SEEP Network conference as platform for multi-sector action
Thirty years ago, a group of development practitioners seeking to promote economic opportunities for the poor formed the SEEP Network to create a platform for learning and exchange. Beginning with a relatively small group of U.S.-based NGOs, the network has grown in both size and scope, today representing 148 members operating in more than 170 countries worldwide.
The SEEP Network’s 2015 Annual Conference will serve as a platform to highlight this evolution while acknowledging the important challenges still before us. Under the dual theme of Inclusion and Resilience, together we will explore strategies that are extending the frontiers of market development.
On Wednesday 30th there is a special plenary session about cross-sector partnerships among development organizations and corporations (local, national, regional and multi-national), which are a growing trend. They represent an important opportunity to contribute to inclusive, pro-poor market system changes that can improve families’ resiliency to shocks, improve livelihoods and create sustainable business models. While opportunities exist, barriers remain that often limit the potential for scale and impact: lack of common language, inadequate measures and incentives, limited financial investment models, and time frames required to achieve profitability.
This plenary will focus on exploring successful strategies with experts to overcome common barriers to achieving scale and impact through partnerships. Discussion will focus on exploring changes that need to occur in the operational models of both development organizations and private firms to achieve a common vision of success.
Key questions: How can the results of partnerships be sustained through market mechanisms? What are the principle drivers motivating organizations to engage in these types of partnerships? How are these relationships evaluated?
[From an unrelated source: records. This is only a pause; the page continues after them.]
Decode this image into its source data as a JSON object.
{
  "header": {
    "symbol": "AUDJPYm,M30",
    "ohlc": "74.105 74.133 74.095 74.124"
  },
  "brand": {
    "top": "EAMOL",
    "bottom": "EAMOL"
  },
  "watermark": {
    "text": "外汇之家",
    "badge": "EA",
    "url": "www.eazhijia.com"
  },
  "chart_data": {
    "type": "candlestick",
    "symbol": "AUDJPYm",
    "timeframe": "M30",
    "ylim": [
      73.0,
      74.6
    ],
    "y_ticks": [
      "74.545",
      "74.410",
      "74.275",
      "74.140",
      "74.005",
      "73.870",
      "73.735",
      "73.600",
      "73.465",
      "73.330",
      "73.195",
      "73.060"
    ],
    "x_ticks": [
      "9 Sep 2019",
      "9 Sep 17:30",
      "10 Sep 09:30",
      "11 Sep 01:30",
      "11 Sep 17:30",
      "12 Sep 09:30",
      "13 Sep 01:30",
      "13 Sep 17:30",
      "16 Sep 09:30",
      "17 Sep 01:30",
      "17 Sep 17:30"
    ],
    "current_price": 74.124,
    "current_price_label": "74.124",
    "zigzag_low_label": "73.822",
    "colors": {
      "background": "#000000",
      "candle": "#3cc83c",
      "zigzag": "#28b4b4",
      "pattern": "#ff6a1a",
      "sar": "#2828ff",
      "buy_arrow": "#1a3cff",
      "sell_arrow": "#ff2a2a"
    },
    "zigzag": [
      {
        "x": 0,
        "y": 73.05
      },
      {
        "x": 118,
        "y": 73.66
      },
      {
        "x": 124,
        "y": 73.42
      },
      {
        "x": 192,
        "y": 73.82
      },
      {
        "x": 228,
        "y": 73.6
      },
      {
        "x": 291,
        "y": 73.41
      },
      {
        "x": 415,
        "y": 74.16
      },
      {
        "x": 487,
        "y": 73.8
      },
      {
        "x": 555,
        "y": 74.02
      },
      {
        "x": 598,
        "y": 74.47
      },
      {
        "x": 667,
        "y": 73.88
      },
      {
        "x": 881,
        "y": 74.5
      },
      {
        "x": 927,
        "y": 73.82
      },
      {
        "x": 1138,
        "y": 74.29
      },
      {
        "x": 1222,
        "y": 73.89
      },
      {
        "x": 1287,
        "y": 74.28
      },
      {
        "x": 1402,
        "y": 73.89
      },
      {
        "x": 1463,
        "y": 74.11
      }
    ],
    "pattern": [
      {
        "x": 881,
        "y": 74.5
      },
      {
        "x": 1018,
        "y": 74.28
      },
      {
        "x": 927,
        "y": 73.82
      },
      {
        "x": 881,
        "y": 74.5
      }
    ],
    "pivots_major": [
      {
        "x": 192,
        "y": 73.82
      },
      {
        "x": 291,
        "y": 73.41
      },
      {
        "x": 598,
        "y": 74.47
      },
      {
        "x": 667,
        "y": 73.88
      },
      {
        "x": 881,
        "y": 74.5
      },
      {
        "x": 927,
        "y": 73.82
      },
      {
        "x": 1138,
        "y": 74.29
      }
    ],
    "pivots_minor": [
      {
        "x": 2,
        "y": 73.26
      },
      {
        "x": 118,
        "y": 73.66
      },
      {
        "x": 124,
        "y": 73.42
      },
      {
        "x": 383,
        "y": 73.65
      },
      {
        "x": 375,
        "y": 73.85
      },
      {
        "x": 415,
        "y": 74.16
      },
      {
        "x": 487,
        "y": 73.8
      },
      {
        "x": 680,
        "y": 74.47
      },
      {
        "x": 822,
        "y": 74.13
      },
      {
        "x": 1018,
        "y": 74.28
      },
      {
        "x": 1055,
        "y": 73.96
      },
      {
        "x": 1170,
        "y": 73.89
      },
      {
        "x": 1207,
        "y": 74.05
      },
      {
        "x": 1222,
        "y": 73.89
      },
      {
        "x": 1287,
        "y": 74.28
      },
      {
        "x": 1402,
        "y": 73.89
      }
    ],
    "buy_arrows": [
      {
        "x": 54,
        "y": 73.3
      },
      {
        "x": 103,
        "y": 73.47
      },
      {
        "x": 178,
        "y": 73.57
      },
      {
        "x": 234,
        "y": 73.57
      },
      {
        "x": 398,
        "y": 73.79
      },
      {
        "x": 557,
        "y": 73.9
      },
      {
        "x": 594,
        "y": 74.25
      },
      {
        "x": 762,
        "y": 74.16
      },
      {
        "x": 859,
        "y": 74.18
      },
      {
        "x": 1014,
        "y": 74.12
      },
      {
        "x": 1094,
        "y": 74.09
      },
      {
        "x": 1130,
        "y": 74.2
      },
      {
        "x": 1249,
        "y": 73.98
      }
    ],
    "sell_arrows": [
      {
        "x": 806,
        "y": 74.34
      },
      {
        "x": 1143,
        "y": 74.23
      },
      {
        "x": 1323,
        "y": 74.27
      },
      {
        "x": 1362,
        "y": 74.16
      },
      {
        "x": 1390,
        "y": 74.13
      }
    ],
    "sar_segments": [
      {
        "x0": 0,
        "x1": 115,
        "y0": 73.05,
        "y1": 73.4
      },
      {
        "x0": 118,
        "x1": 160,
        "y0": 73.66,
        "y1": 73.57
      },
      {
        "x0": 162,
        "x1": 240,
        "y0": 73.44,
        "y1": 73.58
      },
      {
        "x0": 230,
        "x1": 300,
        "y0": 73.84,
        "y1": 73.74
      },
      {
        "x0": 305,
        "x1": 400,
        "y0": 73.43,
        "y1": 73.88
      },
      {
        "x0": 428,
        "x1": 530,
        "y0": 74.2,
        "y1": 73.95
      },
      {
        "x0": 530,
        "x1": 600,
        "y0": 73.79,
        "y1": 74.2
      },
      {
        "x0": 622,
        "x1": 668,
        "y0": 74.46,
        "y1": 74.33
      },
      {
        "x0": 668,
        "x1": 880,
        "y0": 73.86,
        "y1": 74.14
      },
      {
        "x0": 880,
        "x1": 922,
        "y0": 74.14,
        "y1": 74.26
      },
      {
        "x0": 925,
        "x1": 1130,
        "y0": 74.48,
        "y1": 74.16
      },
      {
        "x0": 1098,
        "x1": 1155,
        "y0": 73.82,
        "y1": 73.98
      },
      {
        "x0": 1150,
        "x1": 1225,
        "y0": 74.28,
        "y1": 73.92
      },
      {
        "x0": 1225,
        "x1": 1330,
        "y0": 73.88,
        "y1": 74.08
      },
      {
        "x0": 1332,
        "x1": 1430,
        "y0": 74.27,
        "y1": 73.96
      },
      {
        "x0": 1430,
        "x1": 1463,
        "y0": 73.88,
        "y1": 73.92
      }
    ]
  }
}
What are the challenges for corporations to embedding support for cross-sector partnerships within organizations? How has success been measured?
For more information about the panel members, please have a look here.